__TASK BRIEF__. A single figure is the whole answer: the number of lines in the entries that contain "status".

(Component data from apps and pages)
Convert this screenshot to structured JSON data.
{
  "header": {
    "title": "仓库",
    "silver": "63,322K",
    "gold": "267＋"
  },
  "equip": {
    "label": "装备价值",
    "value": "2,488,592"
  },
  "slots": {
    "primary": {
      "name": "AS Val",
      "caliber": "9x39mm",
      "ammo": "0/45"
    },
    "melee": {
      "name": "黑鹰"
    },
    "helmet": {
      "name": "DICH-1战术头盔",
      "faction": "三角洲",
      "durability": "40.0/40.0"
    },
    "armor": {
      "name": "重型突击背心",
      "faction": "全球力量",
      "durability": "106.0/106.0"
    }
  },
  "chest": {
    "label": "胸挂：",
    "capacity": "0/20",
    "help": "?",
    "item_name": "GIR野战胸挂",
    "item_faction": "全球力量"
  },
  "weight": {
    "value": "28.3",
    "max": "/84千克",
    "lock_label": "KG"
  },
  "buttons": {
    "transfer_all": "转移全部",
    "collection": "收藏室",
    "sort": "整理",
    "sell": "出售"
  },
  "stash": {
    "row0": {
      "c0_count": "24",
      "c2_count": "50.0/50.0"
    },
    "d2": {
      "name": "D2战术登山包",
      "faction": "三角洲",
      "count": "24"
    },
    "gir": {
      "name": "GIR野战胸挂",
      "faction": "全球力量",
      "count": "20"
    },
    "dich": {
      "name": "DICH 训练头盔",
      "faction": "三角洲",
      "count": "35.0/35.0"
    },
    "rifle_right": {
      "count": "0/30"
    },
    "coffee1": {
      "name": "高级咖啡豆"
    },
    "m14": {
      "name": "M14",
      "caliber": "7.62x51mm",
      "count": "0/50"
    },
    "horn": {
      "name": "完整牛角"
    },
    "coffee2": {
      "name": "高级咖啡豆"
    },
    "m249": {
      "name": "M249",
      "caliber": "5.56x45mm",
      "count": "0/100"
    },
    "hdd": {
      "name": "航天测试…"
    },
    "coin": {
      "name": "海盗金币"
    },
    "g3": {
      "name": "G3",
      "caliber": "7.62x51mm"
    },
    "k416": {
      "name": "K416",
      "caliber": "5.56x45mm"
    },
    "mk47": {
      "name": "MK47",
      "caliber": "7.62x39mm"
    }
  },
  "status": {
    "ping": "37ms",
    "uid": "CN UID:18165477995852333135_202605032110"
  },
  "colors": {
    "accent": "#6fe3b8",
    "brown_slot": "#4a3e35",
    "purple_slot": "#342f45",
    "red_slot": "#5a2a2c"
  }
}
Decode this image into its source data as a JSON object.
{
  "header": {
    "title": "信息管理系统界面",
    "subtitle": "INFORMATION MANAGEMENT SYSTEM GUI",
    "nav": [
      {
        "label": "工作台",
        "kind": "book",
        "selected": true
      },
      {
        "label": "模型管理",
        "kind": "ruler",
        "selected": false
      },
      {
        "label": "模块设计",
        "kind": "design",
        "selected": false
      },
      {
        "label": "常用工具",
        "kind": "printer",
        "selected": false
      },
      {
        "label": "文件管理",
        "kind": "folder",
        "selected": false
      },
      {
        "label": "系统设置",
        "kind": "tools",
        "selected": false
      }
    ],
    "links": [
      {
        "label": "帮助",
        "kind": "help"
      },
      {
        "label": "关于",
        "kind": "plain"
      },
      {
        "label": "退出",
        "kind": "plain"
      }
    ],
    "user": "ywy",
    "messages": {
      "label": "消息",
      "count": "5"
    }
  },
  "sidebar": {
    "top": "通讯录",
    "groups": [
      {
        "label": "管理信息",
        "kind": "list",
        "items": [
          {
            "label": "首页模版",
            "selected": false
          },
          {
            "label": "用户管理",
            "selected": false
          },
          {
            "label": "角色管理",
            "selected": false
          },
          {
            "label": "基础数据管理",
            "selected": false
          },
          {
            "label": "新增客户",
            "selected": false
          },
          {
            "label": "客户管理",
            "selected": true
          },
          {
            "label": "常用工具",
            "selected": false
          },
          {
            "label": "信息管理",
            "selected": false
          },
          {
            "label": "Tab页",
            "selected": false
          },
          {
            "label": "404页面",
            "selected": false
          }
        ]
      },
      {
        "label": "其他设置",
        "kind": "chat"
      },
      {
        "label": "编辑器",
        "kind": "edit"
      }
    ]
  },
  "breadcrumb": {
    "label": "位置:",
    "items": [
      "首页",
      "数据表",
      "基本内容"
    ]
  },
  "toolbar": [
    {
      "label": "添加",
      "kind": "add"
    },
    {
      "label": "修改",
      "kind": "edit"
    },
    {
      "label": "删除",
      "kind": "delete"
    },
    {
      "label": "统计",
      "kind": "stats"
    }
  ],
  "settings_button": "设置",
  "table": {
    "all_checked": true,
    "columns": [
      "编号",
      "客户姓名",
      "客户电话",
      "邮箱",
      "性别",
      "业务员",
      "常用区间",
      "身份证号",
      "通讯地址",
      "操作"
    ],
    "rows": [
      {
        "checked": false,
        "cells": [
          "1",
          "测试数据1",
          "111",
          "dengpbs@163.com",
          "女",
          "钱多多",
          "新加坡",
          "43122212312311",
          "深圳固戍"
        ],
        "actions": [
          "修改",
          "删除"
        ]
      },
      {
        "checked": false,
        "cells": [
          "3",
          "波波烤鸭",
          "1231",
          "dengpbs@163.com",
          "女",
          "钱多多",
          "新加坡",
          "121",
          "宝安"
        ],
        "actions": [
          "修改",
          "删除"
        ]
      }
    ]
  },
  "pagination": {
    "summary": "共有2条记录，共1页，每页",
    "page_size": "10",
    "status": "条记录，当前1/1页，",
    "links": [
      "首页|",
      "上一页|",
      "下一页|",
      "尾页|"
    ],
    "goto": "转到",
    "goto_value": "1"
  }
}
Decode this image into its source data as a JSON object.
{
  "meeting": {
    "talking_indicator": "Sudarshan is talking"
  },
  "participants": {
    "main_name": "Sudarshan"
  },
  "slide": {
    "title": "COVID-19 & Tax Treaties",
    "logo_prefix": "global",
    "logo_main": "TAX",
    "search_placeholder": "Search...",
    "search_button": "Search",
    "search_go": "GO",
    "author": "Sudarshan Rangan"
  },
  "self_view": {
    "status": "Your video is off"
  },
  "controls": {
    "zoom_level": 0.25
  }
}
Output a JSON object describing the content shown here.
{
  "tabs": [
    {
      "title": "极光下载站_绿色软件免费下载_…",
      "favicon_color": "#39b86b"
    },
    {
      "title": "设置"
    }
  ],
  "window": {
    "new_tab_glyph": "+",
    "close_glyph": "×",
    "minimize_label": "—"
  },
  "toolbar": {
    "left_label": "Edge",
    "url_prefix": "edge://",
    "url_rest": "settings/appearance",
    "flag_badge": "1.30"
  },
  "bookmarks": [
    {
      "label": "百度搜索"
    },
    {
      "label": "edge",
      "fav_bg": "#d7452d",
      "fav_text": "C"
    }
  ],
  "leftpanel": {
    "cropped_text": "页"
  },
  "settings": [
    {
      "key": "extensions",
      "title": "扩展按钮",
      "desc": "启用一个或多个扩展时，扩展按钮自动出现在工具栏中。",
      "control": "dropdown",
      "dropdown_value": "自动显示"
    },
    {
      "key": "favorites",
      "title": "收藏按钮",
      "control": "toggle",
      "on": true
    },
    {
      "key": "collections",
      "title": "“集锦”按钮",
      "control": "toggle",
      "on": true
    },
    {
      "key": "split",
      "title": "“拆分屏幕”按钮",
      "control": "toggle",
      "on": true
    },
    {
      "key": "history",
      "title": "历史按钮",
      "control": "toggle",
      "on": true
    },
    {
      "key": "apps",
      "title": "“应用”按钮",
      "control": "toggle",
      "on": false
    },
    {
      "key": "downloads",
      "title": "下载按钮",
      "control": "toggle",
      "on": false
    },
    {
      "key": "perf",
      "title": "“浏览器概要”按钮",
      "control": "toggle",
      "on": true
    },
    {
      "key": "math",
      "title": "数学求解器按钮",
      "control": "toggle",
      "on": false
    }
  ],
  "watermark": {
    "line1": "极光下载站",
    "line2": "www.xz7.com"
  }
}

__RESULT FOR THIS TASK__. 3